CAPE CANAVERAL, Fla. (AP) — Four astronauts headed to the International Space Station on Sunday where they will oversee the arrivals of two new rocketships during their half-year stint.

SpaceX’s Falcon rocket blasted off from Kennedy Space Center, carrying NASA’s Matthew Dominick, Michael Barratt and Jeanette Epps and Russia’s Alexander Grebenkin.

The astronauts should reach the orbiting lab on Tuesday. They will replace a crew from the U.S., Denmark, Japan and Russia, who have been there since August.

“When are you getting here already?” space station commander Andreas Mogensen asked via X, formerly Twitter, after three days of delay due to high wind.

There was almost another postponement Sunday night. A small crack in the seal of the SpaceX capsule's hatch prompted a last-minute flurry of reviews, but it was deemed safe for the whole mission.


Haiti declares a curfew as it tries to restore order after weekend jailbreak, explosion of violence

PORT-AU-PRINCE, Haiti (AP) — Haiti's government declared a state of emergency and nighttime curfew late Sunday in a bid to regain control of the streets after an explosion of violence over the weekend saw armed gang members storm the country's two biggest prisons.

The 72-hour state of emergency went into immediate effect as the government said it would set out to find the killers, kidnappers and other violent criminals that it reportedescaped from the prison.

“The police were ordered to use all legal means at their disposal to enforce the curfew and apprehend all offenders,” said a statement from Finance Minister Patrick Boivert, who is serving as acting prime minister.

Prime Minister Ariel Henry traveled abroad last week to try to salvage support for a bringing in a United Nations-backed security force to stabilize the country in its conflict with increasingly powerful crime groups.

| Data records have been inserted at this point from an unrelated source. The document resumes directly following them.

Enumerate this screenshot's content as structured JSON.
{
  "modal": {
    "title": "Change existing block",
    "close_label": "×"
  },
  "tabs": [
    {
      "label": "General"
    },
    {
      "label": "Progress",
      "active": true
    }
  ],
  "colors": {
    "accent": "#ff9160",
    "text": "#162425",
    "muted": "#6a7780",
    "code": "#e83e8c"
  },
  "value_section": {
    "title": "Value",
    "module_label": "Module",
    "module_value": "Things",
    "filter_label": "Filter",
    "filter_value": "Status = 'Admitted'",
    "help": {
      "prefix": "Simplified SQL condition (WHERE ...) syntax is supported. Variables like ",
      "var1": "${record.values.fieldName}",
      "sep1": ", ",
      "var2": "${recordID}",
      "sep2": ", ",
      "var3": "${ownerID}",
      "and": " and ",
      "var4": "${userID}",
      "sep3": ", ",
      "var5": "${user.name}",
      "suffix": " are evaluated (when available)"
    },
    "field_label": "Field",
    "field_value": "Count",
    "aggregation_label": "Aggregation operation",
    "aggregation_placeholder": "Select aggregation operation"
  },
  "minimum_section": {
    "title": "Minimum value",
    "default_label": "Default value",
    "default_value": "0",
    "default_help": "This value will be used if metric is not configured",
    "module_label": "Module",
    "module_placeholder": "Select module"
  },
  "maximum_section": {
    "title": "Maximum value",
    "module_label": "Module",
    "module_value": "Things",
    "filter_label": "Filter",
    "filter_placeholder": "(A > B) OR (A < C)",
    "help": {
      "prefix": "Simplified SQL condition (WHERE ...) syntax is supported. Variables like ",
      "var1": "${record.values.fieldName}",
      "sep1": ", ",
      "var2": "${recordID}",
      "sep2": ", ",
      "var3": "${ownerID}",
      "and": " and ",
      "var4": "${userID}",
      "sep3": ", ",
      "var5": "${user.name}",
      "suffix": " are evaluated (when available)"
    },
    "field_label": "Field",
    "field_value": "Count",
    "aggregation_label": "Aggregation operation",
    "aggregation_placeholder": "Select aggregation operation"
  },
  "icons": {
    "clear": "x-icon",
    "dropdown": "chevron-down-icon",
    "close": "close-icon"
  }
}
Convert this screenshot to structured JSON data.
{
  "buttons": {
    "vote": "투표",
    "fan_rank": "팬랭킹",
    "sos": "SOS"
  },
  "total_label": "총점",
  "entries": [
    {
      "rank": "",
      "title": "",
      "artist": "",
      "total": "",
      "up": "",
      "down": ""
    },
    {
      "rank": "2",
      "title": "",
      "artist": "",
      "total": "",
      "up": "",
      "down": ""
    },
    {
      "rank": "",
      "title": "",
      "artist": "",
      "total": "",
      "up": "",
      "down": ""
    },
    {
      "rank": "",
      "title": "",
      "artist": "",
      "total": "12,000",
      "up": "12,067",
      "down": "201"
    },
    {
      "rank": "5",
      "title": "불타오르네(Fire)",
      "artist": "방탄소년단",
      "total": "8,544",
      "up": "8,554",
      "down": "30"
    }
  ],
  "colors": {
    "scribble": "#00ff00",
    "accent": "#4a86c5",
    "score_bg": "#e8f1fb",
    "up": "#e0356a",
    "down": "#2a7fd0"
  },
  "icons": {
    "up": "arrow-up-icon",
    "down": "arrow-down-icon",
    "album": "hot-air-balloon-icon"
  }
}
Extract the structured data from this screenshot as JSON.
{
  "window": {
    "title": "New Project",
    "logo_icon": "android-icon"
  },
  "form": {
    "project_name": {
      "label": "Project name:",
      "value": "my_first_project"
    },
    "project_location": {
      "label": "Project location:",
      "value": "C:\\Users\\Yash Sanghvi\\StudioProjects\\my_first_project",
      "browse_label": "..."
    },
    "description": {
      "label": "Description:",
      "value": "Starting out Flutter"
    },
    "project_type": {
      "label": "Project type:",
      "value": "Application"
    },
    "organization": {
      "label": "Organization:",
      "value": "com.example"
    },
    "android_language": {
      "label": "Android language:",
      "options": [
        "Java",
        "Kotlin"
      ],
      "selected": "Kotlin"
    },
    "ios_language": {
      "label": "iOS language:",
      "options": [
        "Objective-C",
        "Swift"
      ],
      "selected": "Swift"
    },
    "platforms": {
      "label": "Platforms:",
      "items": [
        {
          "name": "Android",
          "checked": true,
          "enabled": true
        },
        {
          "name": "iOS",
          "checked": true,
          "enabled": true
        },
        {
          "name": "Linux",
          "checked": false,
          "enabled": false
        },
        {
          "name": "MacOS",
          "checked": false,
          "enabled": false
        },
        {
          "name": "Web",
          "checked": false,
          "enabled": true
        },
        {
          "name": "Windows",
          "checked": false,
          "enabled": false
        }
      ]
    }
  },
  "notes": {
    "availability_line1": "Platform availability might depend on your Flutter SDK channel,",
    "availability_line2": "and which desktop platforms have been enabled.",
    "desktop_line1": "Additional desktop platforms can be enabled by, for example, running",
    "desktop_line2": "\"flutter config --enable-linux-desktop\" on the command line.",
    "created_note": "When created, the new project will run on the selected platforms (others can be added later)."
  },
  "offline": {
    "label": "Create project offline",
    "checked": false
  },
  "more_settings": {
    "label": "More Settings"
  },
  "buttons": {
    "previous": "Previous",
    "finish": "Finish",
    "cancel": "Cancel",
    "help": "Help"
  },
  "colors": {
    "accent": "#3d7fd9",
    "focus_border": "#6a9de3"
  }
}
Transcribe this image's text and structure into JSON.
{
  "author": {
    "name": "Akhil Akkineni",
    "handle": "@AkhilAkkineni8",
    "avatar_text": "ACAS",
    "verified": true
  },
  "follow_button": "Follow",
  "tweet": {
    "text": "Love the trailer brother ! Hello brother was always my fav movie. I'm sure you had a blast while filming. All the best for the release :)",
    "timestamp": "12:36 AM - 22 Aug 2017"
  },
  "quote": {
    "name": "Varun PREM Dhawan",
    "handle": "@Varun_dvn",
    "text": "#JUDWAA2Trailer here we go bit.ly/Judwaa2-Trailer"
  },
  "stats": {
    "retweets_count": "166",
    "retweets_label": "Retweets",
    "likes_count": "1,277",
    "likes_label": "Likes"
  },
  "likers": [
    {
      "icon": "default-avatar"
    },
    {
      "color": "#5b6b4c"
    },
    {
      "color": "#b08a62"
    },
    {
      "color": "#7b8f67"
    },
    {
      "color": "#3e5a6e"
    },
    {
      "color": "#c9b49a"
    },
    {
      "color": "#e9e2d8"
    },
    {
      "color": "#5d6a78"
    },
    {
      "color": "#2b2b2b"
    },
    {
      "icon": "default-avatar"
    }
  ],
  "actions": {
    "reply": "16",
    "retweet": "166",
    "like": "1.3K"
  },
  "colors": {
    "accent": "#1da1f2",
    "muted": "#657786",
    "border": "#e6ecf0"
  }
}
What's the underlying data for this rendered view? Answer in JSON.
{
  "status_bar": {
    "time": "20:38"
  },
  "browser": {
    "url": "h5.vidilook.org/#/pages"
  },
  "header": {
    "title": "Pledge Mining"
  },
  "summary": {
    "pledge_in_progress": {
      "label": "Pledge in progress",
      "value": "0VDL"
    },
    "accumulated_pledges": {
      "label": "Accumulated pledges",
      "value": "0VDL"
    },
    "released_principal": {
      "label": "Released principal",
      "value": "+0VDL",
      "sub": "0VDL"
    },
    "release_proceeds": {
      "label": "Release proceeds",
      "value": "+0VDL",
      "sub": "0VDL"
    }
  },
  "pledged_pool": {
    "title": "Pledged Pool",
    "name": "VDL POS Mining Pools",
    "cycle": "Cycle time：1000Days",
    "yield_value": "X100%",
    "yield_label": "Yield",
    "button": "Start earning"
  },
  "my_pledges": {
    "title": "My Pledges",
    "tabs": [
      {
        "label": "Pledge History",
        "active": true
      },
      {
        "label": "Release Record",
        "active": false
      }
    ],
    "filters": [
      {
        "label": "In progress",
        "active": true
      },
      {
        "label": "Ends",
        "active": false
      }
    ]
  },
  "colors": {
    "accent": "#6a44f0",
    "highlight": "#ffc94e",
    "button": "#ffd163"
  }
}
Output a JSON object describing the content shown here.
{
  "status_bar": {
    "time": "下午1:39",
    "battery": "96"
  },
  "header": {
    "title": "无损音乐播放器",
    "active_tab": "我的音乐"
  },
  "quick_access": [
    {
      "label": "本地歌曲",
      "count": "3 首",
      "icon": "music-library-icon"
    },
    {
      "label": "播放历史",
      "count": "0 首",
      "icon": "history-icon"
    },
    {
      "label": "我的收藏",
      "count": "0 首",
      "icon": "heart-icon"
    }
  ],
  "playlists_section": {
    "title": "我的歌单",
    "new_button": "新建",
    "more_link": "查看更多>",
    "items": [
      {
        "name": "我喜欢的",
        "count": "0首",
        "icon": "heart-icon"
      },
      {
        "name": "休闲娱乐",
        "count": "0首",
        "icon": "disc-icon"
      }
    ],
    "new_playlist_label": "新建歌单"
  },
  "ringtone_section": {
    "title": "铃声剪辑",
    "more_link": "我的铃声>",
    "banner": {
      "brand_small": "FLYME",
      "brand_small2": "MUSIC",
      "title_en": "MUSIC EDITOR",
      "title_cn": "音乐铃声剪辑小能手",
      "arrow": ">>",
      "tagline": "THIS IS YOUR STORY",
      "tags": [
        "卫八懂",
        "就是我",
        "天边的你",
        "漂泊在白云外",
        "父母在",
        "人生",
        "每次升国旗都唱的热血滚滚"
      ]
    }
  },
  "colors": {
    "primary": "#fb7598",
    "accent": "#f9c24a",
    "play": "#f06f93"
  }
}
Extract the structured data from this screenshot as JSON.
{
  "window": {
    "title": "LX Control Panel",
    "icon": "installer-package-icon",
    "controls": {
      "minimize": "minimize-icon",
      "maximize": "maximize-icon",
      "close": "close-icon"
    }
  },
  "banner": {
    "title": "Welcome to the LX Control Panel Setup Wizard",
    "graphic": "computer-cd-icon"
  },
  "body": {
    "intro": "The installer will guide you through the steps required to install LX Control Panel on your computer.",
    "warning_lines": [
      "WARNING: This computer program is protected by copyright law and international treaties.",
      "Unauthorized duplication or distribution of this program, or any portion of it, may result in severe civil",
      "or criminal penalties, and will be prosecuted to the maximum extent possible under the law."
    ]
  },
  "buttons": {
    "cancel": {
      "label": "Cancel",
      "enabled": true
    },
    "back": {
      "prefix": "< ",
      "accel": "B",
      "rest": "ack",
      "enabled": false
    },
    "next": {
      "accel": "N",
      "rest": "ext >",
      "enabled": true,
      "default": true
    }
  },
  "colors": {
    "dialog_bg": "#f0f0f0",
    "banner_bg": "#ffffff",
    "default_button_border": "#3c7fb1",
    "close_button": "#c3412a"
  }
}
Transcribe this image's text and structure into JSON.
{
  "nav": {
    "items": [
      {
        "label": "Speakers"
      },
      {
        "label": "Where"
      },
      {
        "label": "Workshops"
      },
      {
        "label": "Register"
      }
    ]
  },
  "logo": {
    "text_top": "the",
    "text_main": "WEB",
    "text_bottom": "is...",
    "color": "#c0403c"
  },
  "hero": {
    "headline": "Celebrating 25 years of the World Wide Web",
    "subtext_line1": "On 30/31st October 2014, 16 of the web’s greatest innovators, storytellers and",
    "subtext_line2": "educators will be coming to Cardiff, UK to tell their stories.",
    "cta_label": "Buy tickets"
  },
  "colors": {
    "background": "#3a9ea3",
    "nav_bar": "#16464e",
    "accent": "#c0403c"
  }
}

The decree capped a deadly weekend that marked a new low in Haiti's downward spiral of violence. At least nine people had been killed since Thursday — four of them police officers — as gangs stepped up coordinated attacks on state institutions in Port-au-Prince. Targets included police stations, the country's international airport, even the national soccer stadium.


Iowa's Caitlin Clark breaks Pete Maravich's NCAA Division I scoring record

Caitlin Clark stood alone at the free-throw line on Sunday and made the foul shots that put her atop the all-time NCAA Division I scoring chart.

The flash and pizzazz of her game have made her the biggest name in all of college basketball. Yet it was two free throws after a technical foul that pushed Clark past the late Pete Maravich’s 54-year-old record in No. 6 Iowa's 93-83 win over No. 2 Ohio State.

Clark entered the game in Iowa City needing 18 points to pass Maravich’s total of 3,667, amassed in just 83 games over three seasons at LSU (1967-70). She finished with 35 to run her total to 3,685 in 130 games.

Maravich’s mark fell four days after Clark broke Lynette Woodard’s major college women’s record when she scored 33 points against Minnesota on Wednesday.

“Just to be in the same realm of all these players who have been so successful, whether it's Pete or Kelsey Plum or Lynette Woodard — all these people have just given so much to the game,” Clark said. “Hopefully somebody comes after me and breaks my records and I can be there supporting them.”

The Associated Press